Now you’ve drawn your project out on paper it's time to start setting out. Start your setting out with a right angle away from a fixed point, for example a house wall. A simple way to do this is using the 3,4,5 method shown and described below. First put a fencing pin at the end of a wall or door. Put a second pin 3 meters away from the first pin along the same wall. Attached a piece of string to the first pin with a mark 4 metres along its length. Take this piece of string away from the house wall at approximately ninety degrees. Then measure between the second pin and the 4 metre mark on the string adjust the position of the 4m string until you have 5m between both points.

This will establish your first right angle, which will provide a starting point for your project. This line can be continued to establish the first edge of the patio area. You can then use this method to establish any of the straight lines need to mark out you patio area, as shown below. It can also be used to establish the centre point of any circles and curves.

We can now start to set out any feature with set radii, simply by establishing the centre of the circle or curve and placing a fencing pin at that point. Then attach a piece of string to the pin with a mark set at the desired radius, then mark the curve with spray-line as shown below.

When setting out uneven curves a different method is necessary. Firstly set out a right angle line running across, but a short distance away from the area where the curve is to be marked out, as shown below. When this line has been established using fencing pins and brick line you can then mark points along the length of the string at 300mm centres.
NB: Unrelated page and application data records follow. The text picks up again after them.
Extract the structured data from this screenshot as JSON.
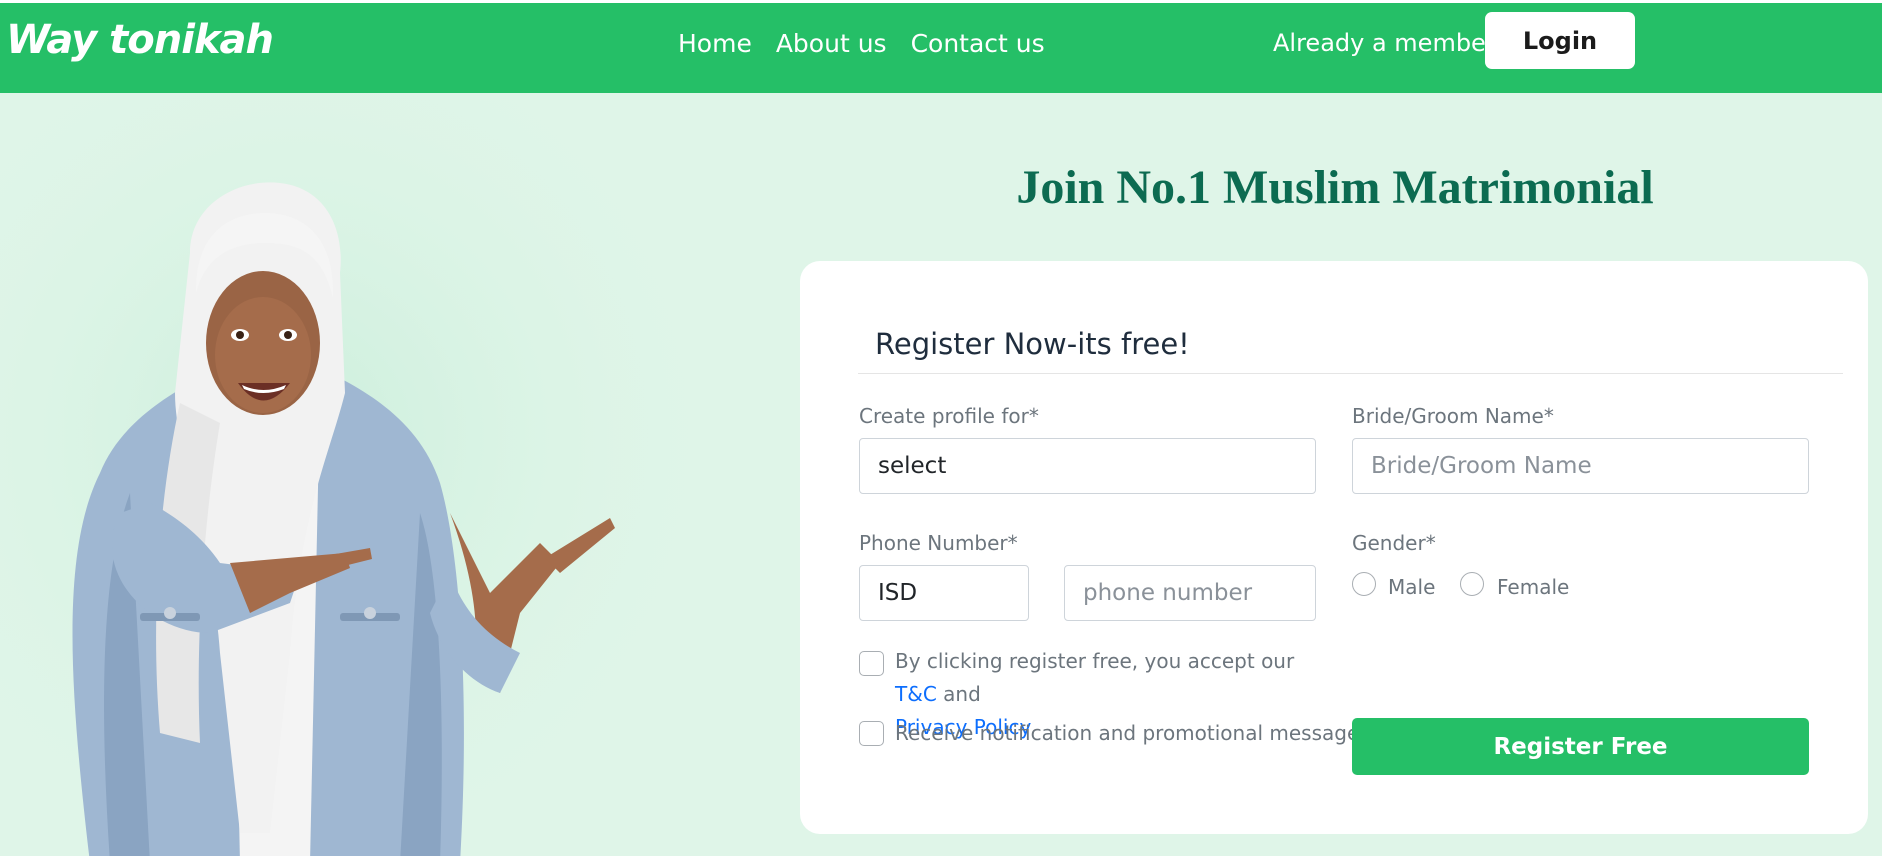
{
  "brand": {
    "logo_text": "Way tonikah",
    "accent": "#25bf67",
    "title_color": "#0c6b51"
  },
  "nav": {
    "items": [
      "Home",
      "About us",
      "Contact us"
    ]
  },
  "header": {
    "member_text": "Already a member?",
    "login_label": "Login"
  },
  "hero": {
    "image": "woman-in-hijab-pointing"
  },
  "main": {
    "title": "Join No.1 Muslim Matrimonial"
  },
  "form": {
    "heading": "Register Now-its free!",
    "profile_for": {
      "label": "Create profile for*",
      "value": "select"
    },
    "name": {
      "label": "Bride/Groom Name*",
      "placeholder": "Bride/Groom Name"
    },
    "phone": {
      "label": "Phone Number*",
      "isd_value": "ISD",
      "placeholder": "phone number"
    },
    "gender": {
      "label": "Gender*",
      "options": [
        "Male",
        "Female"
      ]
    },
    "terms": {
      "prefix": "By clicking register free, you accept our",
      "tc_link": "T&C",
      "and": "and",
      "privacy_link": "Privacy Policy"
    },
    "notify_label": "Receive notification and promotional messages",
    "submit_label": "Register Free"
  }
}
Then at right angles away from the line you can start to plot the curve by measuring away from the line. For this method to be successful your drawing must be to scale i.e 1:50 or 1:100 are normal scales for small gardens. This will allow you to take measurements from the drawing and directly plot them on the ground.